- _Exercise_
Repeat the records below exactly, line for line.

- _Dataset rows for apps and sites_
==*==

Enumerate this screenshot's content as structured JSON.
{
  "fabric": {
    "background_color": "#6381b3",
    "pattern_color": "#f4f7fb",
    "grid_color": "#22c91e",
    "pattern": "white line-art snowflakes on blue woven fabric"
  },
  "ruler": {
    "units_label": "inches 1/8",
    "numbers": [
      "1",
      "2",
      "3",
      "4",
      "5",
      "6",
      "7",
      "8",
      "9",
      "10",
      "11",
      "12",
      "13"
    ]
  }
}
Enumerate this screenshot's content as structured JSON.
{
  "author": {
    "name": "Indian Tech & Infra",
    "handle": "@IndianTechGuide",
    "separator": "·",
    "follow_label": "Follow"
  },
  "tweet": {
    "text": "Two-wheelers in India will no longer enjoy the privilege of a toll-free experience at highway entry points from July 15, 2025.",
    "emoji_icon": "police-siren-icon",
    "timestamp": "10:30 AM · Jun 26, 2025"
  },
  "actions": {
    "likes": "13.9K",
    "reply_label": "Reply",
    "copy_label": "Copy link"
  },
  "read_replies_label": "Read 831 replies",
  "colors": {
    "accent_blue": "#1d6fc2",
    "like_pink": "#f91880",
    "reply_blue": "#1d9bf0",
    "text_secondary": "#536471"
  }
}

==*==

- _Output_
Enumerate this screenshot's content as structured JSON.
{
  "fabric": {
    "background_color": "#6381b3",
    "pattern_color": "#f4f7fb",
    "grid_color": "#22c91e",
    "pattern": "white line-art snowflakes on blue woven fabric"
  },
  "ruler": {
    "units_label": "inches 1/8",
    "numbers": [
      "1",
      "2",
      "3",
      "4",
      "5",
      "6",
      "7",
      "8",
      "9",
      "10",
      "11",
      "12",
      "13"
    ]
  }
}
Enumerate this screenshot's content as structured JSON.
{
  "author": {
    "name": "Indian Tech & Infra",
    "handle": "@IndianTechGuide",
    "separator": "·",
    "follow_label": "Follow"
  },
  "tweet": {
    "text": "Two-wheelers in India will no longer enjoy the privilege of a toll-free experience at highway entry points from July 15, 2025.",
    "emoji_icon": "police-siren-icon",
    "timestamp": "10:30 AM · Jun 26, 2025"
  },
  "actions": {
    "likes": "13.9K",
    "reply_label": "Reply",
    "copy_label": "Copy link"
  },
  "read_replies_label": "Read 831 replies",
  "colors": {
    "accent_blue": "#1d6fc2",
    "like_pink": "#f91880",
    "reply_blue": "#1d9bf0",
    "text_secondary": "#536471"
  }
}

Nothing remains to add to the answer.